**Exercise objective**
Show each line of the data below that has the string "INCLUDED" in it.

------------------------------------------------------------------------

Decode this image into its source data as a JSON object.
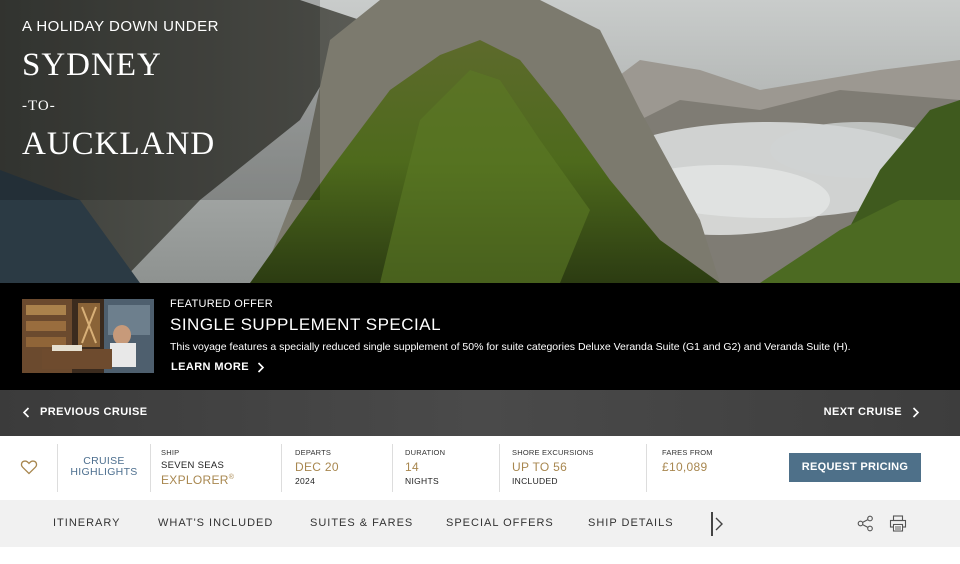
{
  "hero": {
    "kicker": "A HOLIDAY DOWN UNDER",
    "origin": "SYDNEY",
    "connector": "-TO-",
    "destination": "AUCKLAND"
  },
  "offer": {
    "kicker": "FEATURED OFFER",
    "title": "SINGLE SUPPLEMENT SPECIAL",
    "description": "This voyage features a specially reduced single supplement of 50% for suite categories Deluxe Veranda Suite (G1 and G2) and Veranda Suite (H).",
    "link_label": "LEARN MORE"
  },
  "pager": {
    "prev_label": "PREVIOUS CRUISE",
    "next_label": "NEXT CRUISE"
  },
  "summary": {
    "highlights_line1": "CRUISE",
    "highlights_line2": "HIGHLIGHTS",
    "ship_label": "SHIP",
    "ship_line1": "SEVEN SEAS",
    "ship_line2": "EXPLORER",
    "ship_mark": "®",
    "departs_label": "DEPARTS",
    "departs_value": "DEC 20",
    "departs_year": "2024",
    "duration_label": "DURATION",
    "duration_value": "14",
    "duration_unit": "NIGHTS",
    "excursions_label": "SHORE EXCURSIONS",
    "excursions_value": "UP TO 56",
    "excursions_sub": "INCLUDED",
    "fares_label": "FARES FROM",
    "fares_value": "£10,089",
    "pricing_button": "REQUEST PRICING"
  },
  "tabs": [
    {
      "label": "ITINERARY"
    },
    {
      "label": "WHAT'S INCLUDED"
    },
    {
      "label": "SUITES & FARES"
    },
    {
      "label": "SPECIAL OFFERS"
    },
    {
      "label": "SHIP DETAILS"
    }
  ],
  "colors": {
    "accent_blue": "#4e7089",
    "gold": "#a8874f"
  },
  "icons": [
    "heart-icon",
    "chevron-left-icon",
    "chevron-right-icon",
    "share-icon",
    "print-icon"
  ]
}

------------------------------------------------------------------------

**Response for this exercise**
    "excursions_sub": "INCLUDED",
      "label": "WHAT'S INCLUDED"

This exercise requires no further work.